Excerpts from an interface dataset
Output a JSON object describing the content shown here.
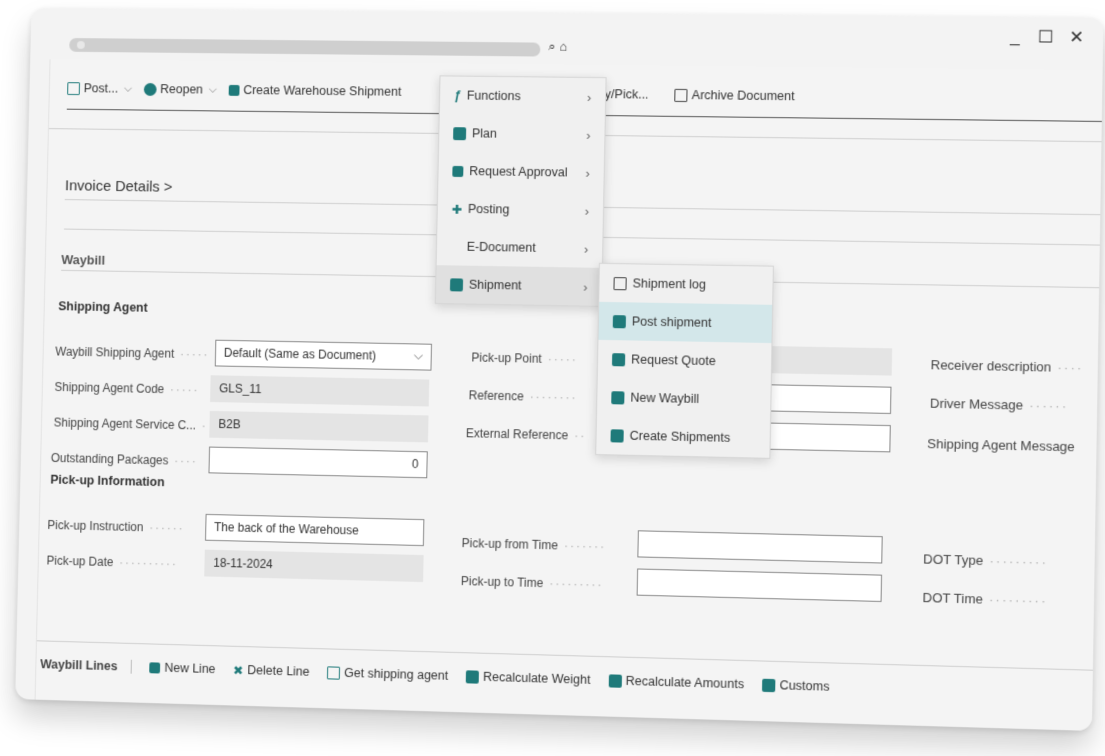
{
  "window": {
    "minimize": "_",
    "maximize": "☐",
    "close": "✕"
  },
  "toolbar": {
    "post": "Post...",
    "reopen": "Reopen",
    "create_warehouse_shipment": "Create Warehouse Shipment",
    "putaway_pick": "away/Pick...",
    "archive_document": "Archive Document"
  },
  "sections": {
    "invoice_details": "Invoice Details",
    "invoice_details_chevron": ">",
    "waybill": "Waybill",
    "shipping_agent": "Shipping Agent",
    "pickup_information": "Pick-up Information"
  },
  "fields": {
    "waybill_shipping_agent": {
      "label": "Waybill Shipping Agent",
      "value": "Default (Same as Document)"
    },
    "shipping_agent_code": {
      "label": "Shipping Agent Code",
      "value": "GLS_11"
    },
    "shipping_agent_service": {
      "label": "Shipping Agent Service C...",
      "value": "B2B"
    },
    "outstanding_packages": {
      "label": "Outstanding Packages",
      "value": "0"
    },
    "pickup_point": {
      "label": "Pick-up Point",
      "value": ""
    },
    "reference": {
      "label": "Reference",
      "value": ""
    },
    "external_reference": {
      "label": "External Reference",
      "value": ""
    },
    "receiver_description": {
      "label": "Receiver description"
    },
    "driver_message": {
      "label": "Driver Message"
    },
    "shipping_agent_message": {
      "label": "Shipping Agent Message"
    },
    "pickup_instruction": {
      "label": "Pick-up Instruction",
      "value": "The back of the Warehouse"
    },
    "pickup_date": {
      "label": "Pick-up Date",
      "value": "18-11-2024"
    },
    "pickup_from_time": {
      "label": "Pick-up from Time",
      "value": ""
    },
    "pickup_to_time": {
      "label": "Pick-up to Time",
      "value": ""
    },
    "dot_type": {
      "label": "DOT Type"
    },
    "dot_time": {
      "label": "DOT Time"
    }
  },
  "menu": {
    "items": [
      {
        "label": "Functions"
      },
      {
        "label": "Plan"
      },
      {
        "label": "Request Approval"
      },
      {
        "label": "Posting"
      },
      {
        "label": "E-Document"
      },
      {
        "label": "Shipment"
      }
    ]
  },
  "submenu": {
    "items": [
      {
        "label": "Shipment log"
      },
      {
        "label": "Post shipment"
      },
      {
        "label": "Request Quote"
      },
      {
        "label": "New Waybill"
      },
      {
        "label": "Create Shipments"
      }
    ]
  },
  "bottom_bar": {
    "title": "Waybill Lines",
    "new_line": "New Line",
    "delete_line": "Delete Line",
    "get_shipping_agent": "Get shipping agent",
    "recalculate_weight": "Recalculate Weight",
    "recalculate_amounts": "Recalculate Amounts",
    "customs": "Customs"
  },
  "colors": {
    "accent": "#1f7a7a",
    "hover": "#d3e7ea"
  }
}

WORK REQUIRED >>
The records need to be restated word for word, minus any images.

SOLUTION >>
Output a JSON object describing the content shown here.
{
  "window": {
    "minimize": "_",
    "maximize": "☐",
    "close": "✕"
  },
  "toolbar": {
    "post": "Post...",
    "reopen": "Reopen",
    "create_warehouse_shipment": "Create Warehouse Shipment",
    "putaway_pick": "away/Pick...",
    "archive_document": "Archive Document"
  },
  "sections": {
    "invoice_details": "Invoice Details",
    "invoice_details_chevron": ">",
    "waybill": "Waybill",
    "shipping_agent": "Shipping Agent",
    "pickup_information": "Pick-up Information"
  },
  "fields": {
    "waybill_shipping_agent": {
      "label": "Waybill Shipping Agent",
      "value": "Default (Same as Document)"
    },
    "shipping_agent_code": {
      "label": "Shipping Agent Code",
      "value": "GLS_11"
    },
    "shipping_agent_service": {
      "label": "Shipping Agent Service C...",
      "value": "B2B"
    },
    "outstanding_packages": {
      "label": "Outstanding Packages",
      "value": "0"
    },
    "pickup_point": {
      "label": "Pick-up Point",
      "value": ""
    },
    "reference": {
      "label": "Reference",
      "value": ""
    },
    "external_reference": {
      "label": "External Reference",
      "value": ""
    },
    "receiver_description": {
      "label": "Receiver description"
    },
    "driver_message": {
      "label": "Driver Message"
    },
    "shipping_agent_message": {
      "label": "Shipping Agent Message"
    },
    "pickup_instruction": {
      "label": "Pick-up Instruction",
      "value": "The back of the Warehouse"
    },
    "pickup_date": {
      "label": "Pick-up Date",
      "value": "18-11-2024"
    },
    "pickup_from_time": {
      "label": "Pick-up from Time",
      "value": ""
    },
    "pickup_to_time": {
      "label": "Pick-up to Time",
      "value": ""
    },
    "dot_type": {
      "label": "DOT Type"
    },
    "dot_time": {
      "label": "DOT Time"
    }
  },
  "menu": {
    "items": [
      {
        "label": "Functions"
      },
      {
        "label": "Plan"
      },
      {
        "label": "Request Approval"
      },
      {
        "label": "Posting"
      },
      {
        "label": "E-Document"
      },
      {
        "label": "Shipment"
      }
    ]
  },
  "submenu": {
    "items": [
      {
        "label": "Shipment log"
      },
      {
        "label": "Post shipment"
      },
      {
        "label": "Request Quote"
      },
      {
        "label": "New Waybill"
      },
      {
        "label": "Create Shipments"
      }
    ]
  },
  "bottom_bar": {
    "title": "Waybill Lines",
    "new_line": "New Line",
    "delete_line": "Delete Line",
    "get_shipping_agent": "Get shipping agent",
    "recalculate_weight": "Recalculate Weight",
    "recalculate_amounts": "Recalculate Amounts",
    "customs": "Customs"
  },
  "colors": {
    "accent": "#1f7a7a",
    "hover": "#d3e7ea"
  }
}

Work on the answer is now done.